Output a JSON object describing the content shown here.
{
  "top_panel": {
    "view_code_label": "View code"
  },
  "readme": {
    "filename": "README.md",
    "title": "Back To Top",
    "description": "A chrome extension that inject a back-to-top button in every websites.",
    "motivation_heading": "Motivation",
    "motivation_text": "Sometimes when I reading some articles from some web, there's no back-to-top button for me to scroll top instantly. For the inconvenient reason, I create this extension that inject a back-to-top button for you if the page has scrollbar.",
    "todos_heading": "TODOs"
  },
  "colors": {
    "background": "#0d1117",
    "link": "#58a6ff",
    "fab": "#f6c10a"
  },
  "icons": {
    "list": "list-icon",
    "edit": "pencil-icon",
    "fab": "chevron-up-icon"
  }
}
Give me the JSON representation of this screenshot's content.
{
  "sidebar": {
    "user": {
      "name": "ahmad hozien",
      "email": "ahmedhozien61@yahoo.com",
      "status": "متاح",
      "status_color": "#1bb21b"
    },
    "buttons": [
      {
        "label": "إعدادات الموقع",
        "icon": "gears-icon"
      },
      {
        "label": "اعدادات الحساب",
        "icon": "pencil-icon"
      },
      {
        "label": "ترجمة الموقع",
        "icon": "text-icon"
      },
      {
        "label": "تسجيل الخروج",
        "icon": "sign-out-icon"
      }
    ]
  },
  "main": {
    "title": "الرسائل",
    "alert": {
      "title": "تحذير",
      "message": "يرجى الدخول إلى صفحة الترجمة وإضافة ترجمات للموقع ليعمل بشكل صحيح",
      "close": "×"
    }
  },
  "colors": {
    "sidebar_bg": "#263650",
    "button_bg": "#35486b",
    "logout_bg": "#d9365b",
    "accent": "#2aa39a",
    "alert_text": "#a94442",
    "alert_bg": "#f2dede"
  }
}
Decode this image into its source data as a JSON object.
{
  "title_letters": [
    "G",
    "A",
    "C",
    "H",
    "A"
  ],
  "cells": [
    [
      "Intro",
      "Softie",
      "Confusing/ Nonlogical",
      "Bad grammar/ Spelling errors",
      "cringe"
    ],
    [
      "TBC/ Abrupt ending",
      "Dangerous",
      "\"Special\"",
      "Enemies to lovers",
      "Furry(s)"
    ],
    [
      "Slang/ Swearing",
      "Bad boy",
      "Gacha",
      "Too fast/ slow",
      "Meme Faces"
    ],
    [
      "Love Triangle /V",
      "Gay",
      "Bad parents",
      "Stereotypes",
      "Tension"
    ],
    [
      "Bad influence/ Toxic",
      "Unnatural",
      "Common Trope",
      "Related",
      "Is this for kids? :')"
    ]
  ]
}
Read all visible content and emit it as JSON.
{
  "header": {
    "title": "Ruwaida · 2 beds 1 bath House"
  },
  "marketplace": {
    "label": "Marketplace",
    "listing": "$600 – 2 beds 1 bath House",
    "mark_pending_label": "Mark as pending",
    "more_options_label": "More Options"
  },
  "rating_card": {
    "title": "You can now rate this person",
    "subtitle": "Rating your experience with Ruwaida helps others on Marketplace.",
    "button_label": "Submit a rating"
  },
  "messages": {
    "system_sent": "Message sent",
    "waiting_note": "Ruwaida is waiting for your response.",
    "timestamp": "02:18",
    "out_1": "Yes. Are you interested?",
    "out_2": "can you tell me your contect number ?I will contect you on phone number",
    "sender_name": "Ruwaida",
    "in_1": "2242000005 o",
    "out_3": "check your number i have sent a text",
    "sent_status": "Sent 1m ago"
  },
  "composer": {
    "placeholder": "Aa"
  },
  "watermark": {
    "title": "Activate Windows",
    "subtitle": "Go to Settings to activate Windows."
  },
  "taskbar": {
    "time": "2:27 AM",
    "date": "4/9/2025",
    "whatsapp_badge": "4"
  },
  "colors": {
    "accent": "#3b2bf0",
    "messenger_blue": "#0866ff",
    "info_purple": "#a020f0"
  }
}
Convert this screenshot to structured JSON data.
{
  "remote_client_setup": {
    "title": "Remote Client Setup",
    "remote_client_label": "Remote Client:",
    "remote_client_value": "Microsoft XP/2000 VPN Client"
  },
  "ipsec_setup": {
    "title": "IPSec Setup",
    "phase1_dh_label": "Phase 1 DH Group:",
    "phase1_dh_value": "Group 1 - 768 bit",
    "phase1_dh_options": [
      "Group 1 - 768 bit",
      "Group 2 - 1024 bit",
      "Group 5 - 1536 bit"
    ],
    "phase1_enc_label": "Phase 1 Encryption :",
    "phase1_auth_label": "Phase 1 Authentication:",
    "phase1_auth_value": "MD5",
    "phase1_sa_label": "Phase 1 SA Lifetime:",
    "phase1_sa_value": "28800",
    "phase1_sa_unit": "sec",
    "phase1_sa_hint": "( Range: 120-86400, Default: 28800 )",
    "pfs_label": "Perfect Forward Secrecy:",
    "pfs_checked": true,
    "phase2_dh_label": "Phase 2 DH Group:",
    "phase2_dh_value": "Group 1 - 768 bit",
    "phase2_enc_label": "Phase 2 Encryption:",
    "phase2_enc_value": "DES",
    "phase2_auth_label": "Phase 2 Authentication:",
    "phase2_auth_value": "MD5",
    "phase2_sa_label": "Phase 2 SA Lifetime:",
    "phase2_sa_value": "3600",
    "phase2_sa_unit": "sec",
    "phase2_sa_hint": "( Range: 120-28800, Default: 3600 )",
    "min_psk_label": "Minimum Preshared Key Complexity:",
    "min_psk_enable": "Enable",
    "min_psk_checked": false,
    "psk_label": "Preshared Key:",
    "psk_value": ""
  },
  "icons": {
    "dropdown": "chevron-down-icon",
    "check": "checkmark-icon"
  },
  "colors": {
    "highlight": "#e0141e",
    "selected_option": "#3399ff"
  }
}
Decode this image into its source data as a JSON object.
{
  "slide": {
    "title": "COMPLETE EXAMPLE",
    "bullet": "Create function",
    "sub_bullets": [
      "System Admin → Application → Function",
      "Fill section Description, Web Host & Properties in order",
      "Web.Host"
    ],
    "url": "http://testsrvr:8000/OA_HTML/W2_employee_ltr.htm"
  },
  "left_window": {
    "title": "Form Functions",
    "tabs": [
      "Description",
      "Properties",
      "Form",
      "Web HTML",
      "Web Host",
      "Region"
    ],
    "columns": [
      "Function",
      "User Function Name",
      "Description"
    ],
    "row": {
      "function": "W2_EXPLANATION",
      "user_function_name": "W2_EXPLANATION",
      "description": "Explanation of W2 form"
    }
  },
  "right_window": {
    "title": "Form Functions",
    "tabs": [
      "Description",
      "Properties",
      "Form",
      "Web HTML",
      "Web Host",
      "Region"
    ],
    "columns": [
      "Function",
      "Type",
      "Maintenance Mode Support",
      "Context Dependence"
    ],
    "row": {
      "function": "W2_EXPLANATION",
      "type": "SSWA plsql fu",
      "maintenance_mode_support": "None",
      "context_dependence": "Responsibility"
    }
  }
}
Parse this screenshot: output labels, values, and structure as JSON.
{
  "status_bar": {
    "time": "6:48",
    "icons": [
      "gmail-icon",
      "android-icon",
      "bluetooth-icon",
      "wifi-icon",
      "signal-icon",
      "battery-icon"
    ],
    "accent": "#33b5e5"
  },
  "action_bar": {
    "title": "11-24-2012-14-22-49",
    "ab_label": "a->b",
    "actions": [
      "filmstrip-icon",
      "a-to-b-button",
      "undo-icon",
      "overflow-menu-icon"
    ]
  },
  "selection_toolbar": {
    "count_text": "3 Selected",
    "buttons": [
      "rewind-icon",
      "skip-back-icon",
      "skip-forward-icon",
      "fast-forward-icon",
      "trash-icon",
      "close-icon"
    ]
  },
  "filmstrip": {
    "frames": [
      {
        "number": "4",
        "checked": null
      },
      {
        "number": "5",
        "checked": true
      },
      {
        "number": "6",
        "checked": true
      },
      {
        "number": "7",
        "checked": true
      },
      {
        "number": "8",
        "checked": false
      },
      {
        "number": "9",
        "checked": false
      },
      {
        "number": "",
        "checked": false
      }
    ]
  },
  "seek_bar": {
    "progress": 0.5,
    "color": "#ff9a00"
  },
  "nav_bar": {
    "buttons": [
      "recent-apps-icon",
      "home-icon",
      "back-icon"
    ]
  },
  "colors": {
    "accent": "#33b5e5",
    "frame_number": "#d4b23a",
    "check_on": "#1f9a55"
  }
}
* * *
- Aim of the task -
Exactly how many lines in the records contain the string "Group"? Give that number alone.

- Response to this task -
7